Of course, America’s hands aren’t clean when it comes to foreign elections, either. Dov Levin, a professor at Carnegie Mellon University in Pittsburgh, reported that between 1946 and 2000 the United States influenced 81 foreign elections. That count doesn’t include covert efforts to create change in foreign governments to advance American interests, which happen as much as two-thirds of the time. Levin documented many U.S. actions to help one party prevail. Those efforts included direct funding, distributing information and misinformation, training campaign staffs, making threats or offering public support, and using foreign aid on behalf of one side.
Of course, Russia is equally guilty of past electioneering. Levin, for example, found that Russia, the United States or both influenced about 10 percent of national elections in foreign countries from 1946 to 2000.
Frankly, the current Russian hacking flap is not news to anyone who monitors elections worldwide. Attempts to influence elections have always happened one way or another. Whether it’s with money, propaganda (information and misinformation), fake news, false allegations, or hacked communications, individuals and entities have always worked hard – openly or secretly – to affect our elections. I doubt that will ever change because elections matter to everyone around the globe, not just Americans.
For me, the critical aspect of elections is that we safeguard the voting process so the act of casting ballots is never corrupted. We must know that our president is fairly elected, and is the legitimate leader of America and the free world. If evidence proves ballot-box tampering, then we must unite to stop that kind of influence. That focus helps us separate poor losers from people who were disenfranchised as citizens.
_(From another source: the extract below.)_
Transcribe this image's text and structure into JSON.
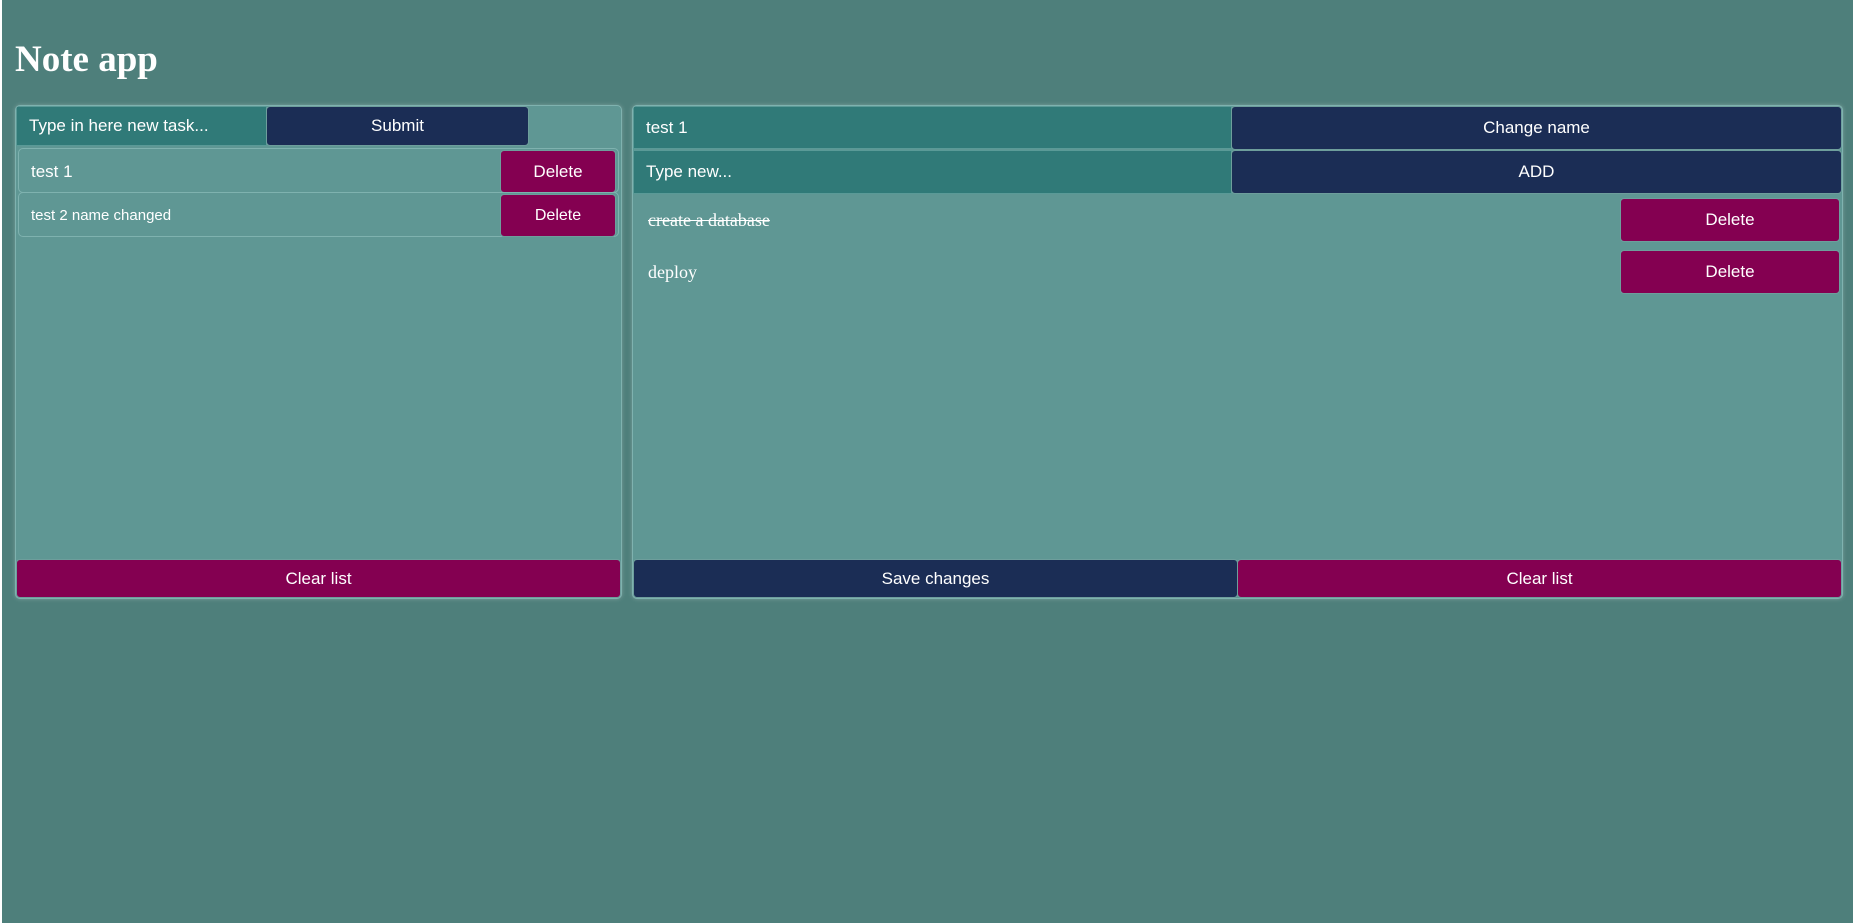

Any other kind of influence – like Russia hacking emails and sharing the contents publicly – is business as usual.